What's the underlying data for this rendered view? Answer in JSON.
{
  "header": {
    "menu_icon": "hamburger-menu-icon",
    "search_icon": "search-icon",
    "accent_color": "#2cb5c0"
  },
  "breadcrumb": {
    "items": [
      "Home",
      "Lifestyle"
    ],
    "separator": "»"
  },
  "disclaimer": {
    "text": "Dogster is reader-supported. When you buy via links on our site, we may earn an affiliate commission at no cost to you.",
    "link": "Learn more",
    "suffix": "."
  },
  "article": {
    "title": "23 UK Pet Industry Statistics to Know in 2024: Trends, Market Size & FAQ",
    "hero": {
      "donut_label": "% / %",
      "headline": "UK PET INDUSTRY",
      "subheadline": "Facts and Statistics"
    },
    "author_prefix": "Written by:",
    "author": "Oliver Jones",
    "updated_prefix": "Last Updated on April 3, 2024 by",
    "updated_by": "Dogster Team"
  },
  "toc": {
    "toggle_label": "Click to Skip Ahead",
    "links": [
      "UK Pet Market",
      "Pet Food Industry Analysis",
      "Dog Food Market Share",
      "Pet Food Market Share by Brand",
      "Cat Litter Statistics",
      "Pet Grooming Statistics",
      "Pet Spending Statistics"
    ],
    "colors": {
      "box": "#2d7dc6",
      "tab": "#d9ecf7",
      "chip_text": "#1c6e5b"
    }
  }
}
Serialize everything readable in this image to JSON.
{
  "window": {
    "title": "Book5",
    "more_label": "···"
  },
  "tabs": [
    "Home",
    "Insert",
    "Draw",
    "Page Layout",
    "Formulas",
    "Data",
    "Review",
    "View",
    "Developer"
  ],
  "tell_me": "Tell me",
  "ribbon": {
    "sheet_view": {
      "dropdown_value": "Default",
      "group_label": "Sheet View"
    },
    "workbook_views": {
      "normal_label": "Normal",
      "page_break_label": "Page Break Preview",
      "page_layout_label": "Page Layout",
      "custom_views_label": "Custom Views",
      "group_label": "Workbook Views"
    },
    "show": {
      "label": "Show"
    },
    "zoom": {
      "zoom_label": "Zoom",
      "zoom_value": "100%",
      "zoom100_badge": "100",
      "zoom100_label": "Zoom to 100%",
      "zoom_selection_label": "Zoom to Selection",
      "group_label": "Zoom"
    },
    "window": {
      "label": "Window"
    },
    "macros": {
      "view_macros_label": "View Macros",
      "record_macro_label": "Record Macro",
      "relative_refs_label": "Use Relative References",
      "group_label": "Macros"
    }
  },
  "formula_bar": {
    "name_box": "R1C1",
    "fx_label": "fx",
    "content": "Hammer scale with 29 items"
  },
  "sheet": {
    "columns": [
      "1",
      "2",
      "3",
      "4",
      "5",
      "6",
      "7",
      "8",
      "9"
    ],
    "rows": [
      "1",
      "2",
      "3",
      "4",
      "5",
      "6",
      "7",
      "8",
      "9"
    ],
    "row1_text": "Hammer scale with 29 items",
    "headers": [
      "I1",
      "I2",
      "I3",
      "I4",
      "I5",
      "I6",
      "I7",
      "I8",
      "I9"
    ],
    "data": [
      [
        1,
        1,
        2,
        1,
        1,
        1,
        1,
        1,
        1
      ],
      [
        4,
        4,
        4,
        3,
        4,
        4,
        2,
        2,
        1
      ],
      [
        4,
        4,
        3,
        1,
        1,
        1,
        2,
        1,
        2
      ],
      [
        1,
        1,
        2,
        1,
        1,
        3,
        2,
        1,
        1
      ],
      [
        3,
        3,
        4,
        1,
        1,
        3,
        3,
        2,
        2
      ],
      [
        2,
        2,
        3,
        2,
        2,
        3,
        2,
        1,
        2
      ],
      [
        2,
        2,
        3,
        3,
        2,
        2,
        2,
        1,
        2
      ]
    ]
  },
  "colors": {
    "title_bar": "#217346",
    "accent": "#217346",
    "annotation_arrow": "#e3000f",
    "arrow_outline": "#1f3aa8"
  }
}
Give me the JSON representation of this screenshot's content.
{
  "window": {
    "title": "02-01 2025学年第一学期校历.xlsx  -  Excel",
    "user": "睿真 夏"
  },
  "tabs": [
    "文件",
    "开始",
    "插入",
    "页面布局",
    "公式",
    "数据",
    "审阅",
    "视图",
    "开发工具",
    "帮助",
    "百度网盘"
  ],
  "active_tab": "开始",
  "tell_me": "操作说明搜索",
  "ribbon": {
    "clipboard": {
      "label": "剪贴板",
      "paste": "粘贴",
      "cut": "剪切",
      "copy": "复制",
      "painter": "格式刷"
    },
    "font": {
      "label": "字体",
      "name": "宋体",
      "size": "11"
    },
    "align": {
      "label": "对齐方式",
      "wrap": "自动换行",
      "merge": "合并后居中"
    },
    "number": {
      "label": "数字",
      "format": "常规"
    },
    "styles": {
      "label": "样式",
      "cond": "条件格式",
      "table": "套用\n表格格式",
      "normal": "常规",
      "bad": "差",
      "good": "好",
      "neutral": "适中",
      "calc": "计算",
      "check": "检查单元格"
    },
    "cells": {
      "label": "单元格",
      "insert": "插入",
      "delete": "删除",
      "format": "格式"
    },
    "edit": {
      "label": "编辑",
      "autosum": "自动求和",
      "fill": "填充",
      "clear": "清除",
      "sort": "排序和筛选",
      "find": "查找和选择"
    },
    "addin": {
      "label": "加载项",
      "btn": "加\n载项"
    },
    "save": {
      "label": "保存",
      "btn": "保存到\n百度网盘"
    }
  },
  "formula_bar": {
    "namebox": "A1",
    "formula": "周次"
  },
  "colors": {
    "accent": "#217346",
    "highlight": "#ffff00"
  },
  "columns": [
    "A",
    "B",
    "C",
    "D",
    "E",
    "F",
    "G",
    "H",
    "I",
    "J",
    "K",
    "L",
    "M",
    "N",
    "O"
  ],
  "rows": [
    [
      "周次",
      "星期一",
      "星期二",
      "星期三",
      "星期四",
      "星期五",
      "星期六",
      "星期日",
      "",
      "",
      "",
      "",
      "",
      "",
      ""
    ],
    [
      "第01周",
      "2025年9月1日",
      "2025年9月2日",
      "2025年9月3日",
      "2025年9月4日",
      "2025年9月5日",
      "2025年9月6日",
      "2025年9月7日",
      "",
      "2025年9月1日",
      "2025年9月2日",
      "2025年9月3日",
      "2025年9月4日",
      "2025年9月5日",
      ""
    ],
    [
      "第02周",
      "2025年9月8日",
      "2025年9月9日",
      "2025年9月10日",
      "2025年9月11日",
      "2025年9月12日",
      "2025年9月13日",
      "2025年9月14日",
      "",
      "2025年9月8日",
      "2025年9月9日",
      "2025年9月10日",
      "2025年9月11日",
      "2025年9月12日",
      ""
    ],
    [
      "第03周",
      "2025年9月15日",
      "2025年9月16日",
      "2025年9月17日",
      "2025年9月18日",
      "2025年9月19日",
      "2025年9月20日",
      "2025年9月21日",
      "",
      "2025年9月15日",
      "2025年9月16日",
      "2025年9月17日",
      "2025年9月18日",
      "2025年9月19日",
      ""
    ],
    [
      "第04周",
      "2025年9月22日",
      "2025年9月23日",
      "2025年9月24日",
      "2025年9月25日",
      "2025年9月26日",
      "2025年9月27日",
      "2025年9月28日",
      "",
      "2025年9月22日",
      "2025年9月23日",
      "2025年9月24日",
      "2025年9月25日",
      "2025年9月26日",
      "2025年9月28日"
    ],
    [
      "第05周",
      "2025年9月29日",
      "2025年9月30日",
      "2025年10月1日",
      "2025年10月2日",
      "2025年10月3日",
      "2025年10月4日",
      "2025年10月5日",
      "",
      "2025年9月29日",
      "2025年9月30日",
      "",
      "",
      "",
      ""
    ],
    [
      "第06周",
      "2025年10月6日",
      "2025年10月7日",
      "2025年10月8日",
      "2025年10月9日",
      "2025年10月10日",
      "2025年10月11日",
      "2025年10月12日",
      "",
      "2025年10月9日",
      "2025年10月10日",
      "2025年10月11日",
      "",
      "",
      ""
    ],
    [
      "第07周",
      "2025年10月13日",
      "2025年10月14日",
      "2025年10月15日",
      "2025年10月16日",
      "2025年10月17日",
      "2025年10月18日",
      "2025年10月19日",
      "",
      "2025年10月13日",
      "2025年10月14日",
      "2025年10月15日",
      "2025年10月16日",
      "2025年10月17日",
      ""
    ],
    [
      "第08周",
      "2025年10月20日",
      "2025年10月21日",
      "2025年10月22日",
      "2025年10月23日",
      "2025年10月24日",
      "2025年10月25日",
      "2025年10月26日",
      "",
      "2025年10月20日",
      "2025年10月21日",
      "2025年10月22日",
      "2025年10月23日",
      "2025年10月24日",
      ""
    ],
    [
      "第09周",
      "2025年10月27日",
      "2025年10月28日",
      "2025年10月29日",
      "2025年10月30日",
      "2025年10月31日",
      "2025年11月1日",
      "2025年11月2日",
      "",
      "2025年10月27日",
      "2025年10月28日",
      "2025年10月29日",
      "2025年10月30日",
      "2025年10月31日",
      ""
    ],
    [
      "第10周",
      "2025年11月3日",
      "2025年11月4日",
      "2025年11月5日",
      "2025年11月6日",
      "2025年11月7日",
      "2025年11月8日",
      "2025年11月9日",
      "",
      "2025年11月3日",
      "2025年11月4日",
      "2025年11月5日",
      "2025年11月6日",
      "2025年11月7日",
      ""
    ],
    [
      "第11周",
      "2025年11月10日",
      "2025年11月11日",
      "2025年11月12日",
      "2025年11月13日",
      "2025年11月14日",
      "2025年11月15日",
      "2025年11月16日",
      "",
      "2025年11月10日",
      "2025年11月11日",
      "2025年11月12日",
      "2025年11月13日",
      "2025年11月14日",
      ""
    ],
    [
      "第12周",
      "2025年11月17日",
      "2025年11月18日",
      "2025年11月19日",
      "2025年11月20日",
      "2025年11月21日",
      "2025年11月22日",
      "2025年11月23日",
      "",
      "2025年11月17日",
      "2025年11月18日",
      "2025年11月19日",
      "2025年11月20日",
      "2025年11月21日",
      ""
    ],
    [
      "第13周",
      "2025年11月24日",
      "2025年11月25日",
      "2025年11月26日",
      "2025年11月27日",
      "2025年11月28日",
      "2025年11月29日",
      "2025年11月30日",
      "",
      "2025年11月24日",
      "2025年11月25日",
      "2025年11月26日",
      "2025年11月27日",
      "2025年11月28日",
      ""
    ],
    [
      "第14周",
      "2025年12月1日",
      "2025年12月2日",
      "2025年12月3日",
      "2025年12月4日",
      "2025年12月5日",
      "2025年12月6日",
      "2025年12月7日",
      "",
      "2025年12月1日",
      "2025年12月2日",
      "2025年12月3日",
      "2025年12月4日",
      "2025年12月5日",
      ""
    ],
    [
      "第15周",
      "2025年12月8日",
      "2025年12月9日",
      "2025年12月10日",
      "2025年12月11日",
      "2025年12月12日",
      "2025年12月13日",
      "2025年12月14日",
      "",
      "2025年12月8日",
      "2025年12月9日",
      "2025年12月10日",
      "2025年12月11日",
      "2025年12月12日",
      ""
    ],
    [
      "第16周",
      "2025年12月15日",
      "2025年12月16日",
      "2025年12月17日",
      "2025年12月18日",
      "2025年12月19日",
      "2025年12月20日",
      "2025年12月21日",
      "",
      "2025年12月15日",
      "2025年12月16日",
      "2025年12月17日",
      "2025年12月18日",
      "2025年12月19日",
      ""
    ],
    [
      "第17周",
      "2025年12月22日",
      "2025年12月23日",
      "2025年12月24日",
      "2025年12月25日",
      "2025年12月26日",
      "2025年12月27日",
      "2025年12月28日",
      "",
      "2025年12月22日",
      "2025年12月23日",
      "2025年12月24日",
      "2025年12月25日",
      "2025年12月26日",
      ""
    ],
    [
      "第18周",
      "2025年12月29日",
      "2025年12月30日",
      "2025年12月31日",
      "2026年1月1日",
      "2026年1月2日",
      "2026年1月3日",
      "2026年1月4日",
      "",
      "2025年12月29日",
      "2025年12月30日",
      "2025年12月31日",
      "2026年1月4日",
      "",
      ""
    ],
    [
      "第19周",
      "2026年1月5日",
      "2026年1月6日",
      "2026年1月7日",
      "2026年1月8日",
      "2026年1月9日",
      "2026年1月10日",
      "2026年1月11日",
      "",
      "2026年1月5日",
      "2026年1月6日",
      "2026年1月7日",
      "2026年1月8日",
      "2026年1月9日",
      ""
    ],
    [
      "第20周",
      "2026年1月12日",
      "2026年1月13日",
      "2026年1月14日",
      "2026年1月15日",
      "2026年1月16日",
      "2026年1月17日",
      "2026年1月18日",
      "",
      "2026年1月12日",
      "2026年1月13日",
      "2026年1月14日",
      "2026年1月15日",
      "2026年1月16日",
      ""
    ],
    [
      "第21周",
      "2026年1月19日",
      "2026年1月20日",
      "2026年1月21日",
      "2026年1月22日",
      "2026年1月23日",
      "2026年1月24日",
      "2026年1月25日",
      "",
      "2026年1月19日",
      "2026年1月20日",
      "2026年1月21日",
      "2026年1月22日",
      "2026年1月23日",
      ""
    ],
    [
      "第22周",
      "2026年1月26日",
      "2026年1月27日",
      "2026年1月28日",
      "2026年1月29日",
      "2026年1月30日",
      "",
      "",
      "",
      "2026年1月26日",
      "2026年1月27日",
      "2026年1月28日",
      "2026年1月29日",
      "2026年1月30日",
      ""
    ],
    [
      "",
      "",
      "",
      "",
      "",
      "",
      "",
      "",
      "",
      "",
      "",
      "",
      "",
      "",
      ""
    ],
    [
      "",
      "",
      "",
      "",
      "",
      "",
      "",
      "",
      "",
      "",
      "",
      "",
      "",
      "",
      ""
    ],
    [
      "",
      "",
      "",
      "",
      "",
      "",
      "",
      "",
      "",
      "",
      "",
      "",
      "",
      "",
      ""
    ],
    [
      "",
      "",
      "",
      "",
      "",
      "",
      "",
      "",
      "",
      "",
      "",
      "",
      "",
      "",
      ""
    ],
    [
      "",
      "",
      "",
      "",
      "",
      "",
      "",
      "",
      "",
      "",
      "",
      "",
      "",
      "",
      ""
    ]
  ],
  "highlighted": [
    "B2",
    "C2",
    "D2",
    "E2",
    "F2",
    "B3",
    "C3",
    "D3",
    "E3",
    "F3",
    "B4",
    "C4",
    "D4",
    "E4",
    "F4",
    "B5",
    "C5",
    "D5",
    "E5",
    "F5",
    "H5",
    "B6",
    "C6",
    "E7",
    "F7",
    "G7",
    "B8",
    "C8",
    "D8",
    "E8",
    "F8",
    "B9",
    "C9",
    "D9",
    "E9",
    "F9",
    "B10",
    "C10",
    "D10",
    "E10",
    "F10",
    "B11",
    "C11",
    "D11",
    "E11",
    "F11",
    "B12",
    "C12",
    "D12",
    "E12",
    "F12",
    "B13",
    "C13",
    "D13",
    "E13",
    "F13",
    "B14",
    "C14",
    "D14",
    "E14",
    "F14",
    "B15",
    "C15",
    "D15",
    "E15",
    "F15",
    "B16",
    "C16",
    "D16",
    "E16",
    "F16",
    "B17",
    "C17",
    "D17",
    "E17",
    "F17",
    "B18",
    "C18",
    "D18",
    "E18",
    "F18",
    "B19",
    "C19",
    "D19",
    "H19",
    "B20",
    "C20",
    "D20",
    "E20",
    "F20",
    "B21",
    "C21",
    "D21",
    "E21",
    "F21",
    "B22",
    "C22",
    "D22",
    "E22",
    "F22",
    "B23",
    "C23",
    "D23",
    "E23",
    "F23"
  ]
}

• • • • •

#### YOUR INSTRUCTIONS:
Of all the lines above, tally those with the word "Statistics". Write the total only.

#### EXERCISE SOLUTION:
5